Last week I got wind of editor-in-chief Steve Cropley’s plans to make a flying visit to the motor museum at Beaulieu. It struck me that it was probably the thick end of forty years since I had last been there.

My first and only visit was on a rare family holiday, which was at the other end of Britain from home. (The New Forest is a staggeringly long way from Lancashire, especially when you are travelling in the back of an Austin 1800S on a hot summer’s day…).

The two exhibits that have always stuck in my mind from that trip were the 1928 Golden Arrow and the 1960 Bluebird-Proteus, both world Land Speed Record cars. Oddly, my most vivid memory was of the Bluebird’s massive faired-in wheels and the tiny cockpit. Perhaps it was this machine that triggered a fascination with design and engineering in a young head.

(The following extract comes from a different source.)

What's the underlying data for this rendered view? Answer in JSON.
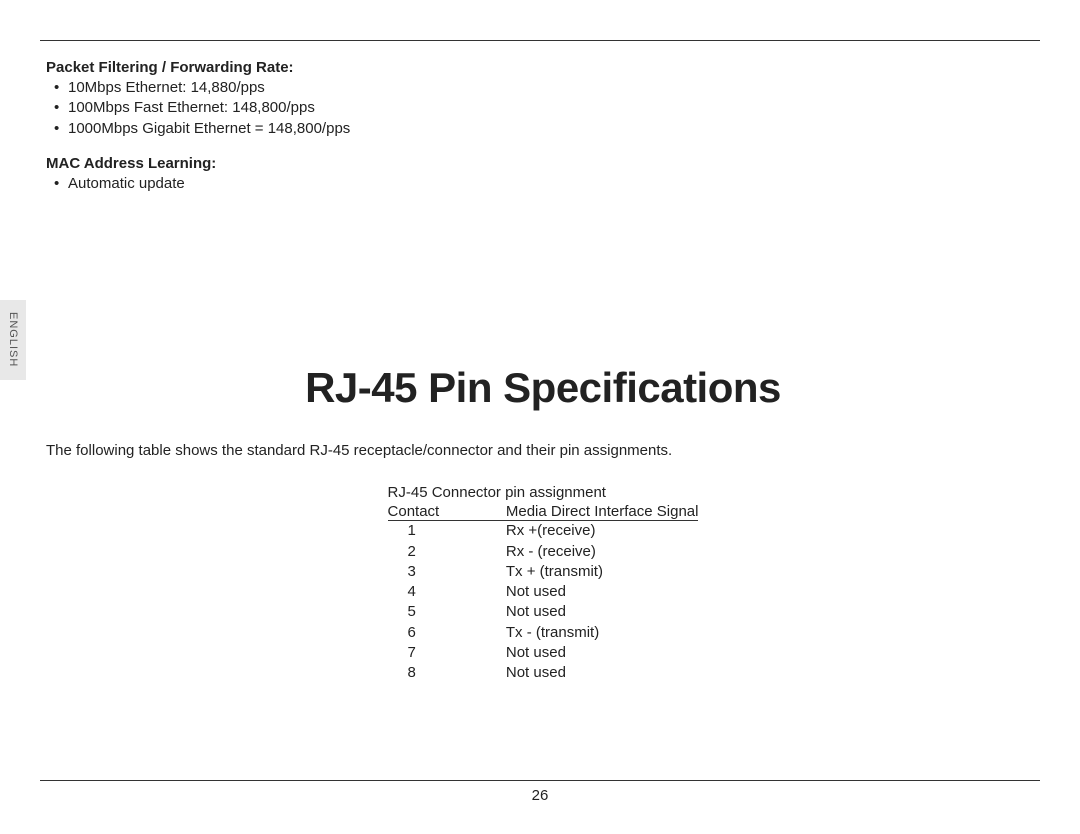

Anyway, I could hardly pass up the chance to steal a few hours and jumped into the Jaguar F-Type’s passenger seat alongside Cropley on a particularly miserable morning. If you’ve not been, Beaulieu’s main exhibition may be compact, but it is absolutely stuffed with machinery that will make anybody with a bit of imagination stop and stare and think. I was particularly struck by a WW2 Jeep which actually took part in the D-Day landings on 6 June 1944.

The day’s first stroke of luck was that we arrived to see the museum’s engineers reassembling the Golden Arrow’s tail cladding. The car was built in 1928 and powered by 24-litre, 913bhp, W12 Napier Lion aero engine. 

Close up, it’s a delight to see the way the designer managed to create as small a frontal area as possible as well as incorporating the huge, ice-filled, radiator housings between the wheels. With the art deco cladding off, as one of the technicians pointed out, the construction (wooden sections, steel and cables) is a dead ringer for period aeroplane construction. 

Whenever W-format engines come up I think of VW and it struck me that the Bugatti Veyron’s 8.0-litre W16 might have had four turbochargers, but it originally developed 987bhp, which wasn’t so far ahead of this naturally-aspirated engine from 1928. The original Veyron’s 253.8mph top speed also isn't too far ahead of the Golden Arrow’s 231.45mph record, set by Sir Henry Segrave in Daytona.